◆ Problem to work on:
Print every line of the data exactly as shown.

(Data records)
○ ○ ○ ○ ○
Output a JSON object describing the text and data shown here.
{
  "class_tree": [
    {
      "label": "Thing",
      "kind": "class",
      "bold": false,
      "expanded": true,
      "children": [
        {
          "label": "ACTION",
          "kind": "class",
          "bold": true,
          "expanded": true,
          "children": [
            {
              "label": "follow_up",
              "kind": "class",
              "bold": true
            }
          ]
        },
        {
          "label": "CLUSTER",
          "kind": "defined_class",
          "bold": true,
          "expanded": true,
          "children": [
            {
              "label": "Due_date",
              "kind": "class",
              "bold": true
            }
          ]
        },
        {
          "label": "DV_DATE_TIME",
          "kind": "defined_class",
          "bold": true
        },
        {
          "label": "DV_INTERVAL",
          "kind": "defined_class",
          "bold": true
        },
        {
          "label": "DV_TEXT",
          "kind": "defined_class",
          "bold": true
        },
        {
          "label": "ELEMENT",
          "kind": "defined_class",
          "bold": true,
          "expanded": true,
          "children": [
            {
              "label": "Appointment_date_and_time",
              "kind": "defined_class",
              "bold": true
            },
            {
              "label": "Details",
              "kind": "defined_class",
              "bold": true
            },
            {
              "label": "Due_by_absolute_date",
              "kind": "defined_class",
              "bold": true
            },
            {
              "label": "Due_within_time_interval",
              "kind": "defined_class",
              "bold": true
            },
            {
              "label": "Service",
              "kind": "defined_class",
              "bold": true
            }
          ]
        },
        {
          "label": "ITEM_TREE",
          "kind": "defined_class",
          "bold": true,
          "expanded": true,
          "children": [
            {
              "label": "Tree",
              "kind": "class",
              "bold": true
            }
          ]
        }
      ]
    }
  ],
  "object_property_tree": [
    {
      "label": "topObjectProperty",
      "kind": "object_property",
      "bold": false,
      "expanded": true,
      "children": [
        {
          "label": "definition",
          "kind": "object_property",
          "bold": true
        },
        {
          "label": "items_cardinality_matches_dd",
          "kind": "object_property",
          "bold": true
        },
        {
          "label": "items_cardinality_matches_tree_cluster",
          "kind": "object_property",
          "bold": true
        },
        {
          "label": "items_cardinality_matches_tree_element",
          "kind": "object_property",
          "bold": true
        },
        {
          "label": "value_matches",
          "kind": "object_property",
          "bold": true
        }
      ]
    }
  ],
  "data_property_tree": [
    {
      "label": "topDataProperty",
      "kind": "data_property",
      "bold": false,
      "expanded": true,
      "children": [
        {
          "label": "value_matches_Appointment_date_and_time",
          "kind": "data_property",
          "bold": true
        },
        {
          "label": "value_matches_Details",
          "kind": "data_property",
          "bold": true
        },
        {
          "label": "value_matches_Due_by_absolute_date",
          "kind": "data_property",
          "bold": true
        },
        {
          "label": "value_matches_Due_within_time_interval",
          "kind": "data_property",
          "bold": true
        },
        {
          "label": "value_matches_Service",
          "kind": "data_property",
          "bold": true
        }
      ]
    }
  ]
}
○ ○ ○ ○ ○
◆ Worked solution:
Output a JSON object describing the text and data shown here.
{
  "class_tree": [
    {
      "label": "Thing",
      "kind": "class",
      "bold": false,
      "expanded": true,
      "children": [
        {
          "label": "ACTION",
          "kind": "class",
          "bold": true,
          "expanded": true,
          "children": [
            {
              "label": "follow_up",
              "kind": "class",
              "bold": true
            }
          ]
        },
        {
          "label": "CLUSTER",
          "kind": "defined_class",
          "bold": true,
          "expanded": true,
          "children": [
            {
              "label": "Due_date",
              "kind": "class",
              "bold": true
            }
          ]
        },
        {
          "label": "DV_DATE_TIME",
          "kind": "defined_class",
          "bold": true
        },
        {
          "label": "DV_INTERVAL",
          "kind": "defined_class",
          "bold": true
        },
        {
          "label": "DV_TEXT",
          "kind": "defined_class",
          "bold": true
        },
        {
          "label": "ELEMENT",
          "kind": "defined_class",
          "bold": true,
          "expanded": true,
          "children": [
            {
              "label": "Appointment_date_and_time",
              "kind": "defined_class",
              "bold": true
            },
            {
              "label": "Details",
              "kind": "defined_class",
              "bold": true
            },
            {
              "label": "Due_by_absolute_date",
              "kind": "defined_class",
              "bold": true
            },
            {
              "label": "Due_within_time_interval",
              "kind": "defined_class",
              "bold": true
            },
            {
              "label": "Service",
              "kind": "defined_class",
              "bold": true
            }
          ]
        },
        {
          "label": "ITEM_TREE",
          "kind": "defined_class",
          "bold": true,
          "expanded": true,
          "children": [
            {
              "label": "Tree",
              "kind": "class",
              "bold": true
            }
          ]
        }
      ]
    }
  ],
  "object_property_tree": [
    {
      "label": "topObjectProperty",
      "kind": "object_property",
      "bold": false,
      "expanded": true,
      "children": [
        {
          "label": "definition",
          "kind": "object_property",
          "bold": true
        },
        {
          "label": "items_cardinality_matches_dd",
          "kind": "object_property",
          "bold": true
        },
        {
          "label": "items_cardinality_matches_tree_cluster",
          "kind": "object_property",
          "bold": true
        },
        {
          "label": "items_cardinality_matches_tree_element",
          "kind": "object_property",
          "bold": true
        },
        {
          "label": "value_matches",
          "kind": "object_property",
          "bold": true
        }
      ]
    }
  ],
  "data_property_tree": [
    {
      "label": "topDataProperty",
      "kind": "data_property",
      "bold": false,
      "expanded": true,
      "children": [
        {
          "label": "value_matches_Appointment_date_and_time",
          "kind": "data_property",
          "bold": true
        },
        {
          "label": "value_matches_Details",
          "kind": "data_property",
          "bold": true
        },
        {
          "label": "value_matches_Due_by_absolute_date",
          "kind": "data_property",
          "bold": true
        },
        {
          "label": "value_matches_Due_within_time_interval",
          "kind": "data_property",
          "bold": true
        },
        {
          "label": "value_matches_Service",
          "kind": "data_property",
          "bold": true
        }
      ]
    }
  ]
}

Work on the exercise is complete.